Refreshingly, Rock the Kasbah eschews the ambience of the chill-out room of many an Eastern compilation and puts the music back on the street and into a vibrant international context. This is world music of the electronic age, music that shows how East-West cross-pollination has influenced both cultures for decades, from the "Baghdad Beatle" Ilham Al Madfai who brought the electric guitar to Iraq with his group The Twisters in the early 1960s, to the band dubbed "The U2 of Pakistan", Junoon, Sufi hard rockers inspired as much by qwaali as Bono.

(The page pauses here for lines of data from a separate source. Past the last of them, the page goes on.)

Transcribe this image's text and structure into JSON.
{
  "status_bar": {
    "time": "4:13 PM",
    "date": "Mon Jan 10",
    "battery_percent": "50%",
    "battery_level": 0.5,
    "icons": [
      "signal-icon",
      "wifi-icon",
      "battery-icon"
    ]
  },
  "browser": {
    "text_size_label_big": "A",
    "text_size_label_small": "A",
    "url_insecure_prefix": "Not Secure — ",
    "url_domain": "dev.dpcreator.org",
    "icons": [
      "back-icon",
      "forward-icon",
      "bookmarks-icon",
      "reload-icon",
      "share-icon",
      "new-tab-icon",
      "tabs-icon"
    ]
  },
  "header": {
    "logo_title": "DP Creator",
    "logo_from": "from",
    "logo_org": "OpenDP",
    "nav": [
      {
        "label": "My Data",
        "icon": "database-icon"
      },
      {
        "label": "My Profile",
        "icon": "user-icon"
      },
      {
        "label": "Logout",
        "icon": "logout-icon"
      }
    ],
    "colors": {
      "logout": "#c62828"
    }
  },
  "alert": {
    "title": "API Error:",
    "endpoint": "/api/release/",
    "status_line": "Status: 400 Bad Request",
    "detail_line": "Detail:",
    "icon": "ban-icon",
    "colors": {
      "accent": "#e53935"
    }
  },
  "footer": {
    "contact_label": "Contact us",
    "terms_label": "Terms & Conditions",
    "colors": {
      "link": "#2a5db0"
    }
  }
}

Drawing on a broad palette of international beats as much as from their own back yards, Rock the Kasbah is a rich and vigorous collection that reveals a music arguably more dangerous, outspoken and volatile than anything the West currently has to offer. An alarming number of artists in this musical interzone have suffered exile, persecution, repression, death threats and worse. They are also some of the biggest stars of the Islamic world, as a direct result of their outspoken stance and the dangers of standing up on stage and speaking out. Iraqi singer Kadim Al Sahir, the winner of last year's BBC Radio 3 World Music awards, and one of the most popular artists in the Arab world, fled Iraq in the 1990s after years of censorship, while the Iranian singer Dariush, whose songs were banned by both the Shah and the Ayatollahs, has spent years in exile in America.

But there is a new generation determined to tackle socio-political concerns without decamping to Europe or America. They include the Lebanese rockers Blend, one of the first true rock bands in the Middle East. Their track "Belong" mixes alienated, trippy beats with lyrics exploring the crisis of identity afflicting a young Lebanese haunted by memories of war. Western rock may be drenched in alienation, but in the Middle East it's almost unheard of.

Elsewhere, there's the young Syrian 12-piece Kulme Sawa, recently the phantom menace of a US homeland security scare when they were erroneously identified as the Arabian men acting suspiciously on a flight from Detroit to LA. The band is unique in Syria in that it includes male and female members, and Christians alongside Muslims. They reacted furiously by releasing a statement protesting their innocence, alleging a smear campaign, and reiterating their own belief that "only arts and music can realise peace between nations and societies, and bridge the gap between East and West".

Given that Rock the Kasbah predates Strummer's death, and in the words of the executive producer Adrian Cheesley "attempts to represent what he would have listened to, and hopes to meet with his approval", it's fitting to have one of Strummer's last recordings as the album's coda. His cover of Bob Marley's "Redemption Song", produced by Rick Rubin, is a spare, nakedly honest reading of an almost impossibly iconic song. But Strummer makes it his own by playing it straight and true, and with that one-on-one quality of singing directly to the listener that made The Clash so important in the first place.

For if Strummer and The Clash's punk spirit was about liberation and the destruction of what was binding, rather than destruction per se, then among these freedom songs are prime examples of the far-flung influence of that basic liberation theology, and how its restless, uncompromising spirit is still fighting oppression at a time where the demand for redemption songs is outstripping supply. It's safe to say that Joe would have approved.

'Rock the Kasbah' is out on EMI

© 2004 Independent Digital (UK) Ltd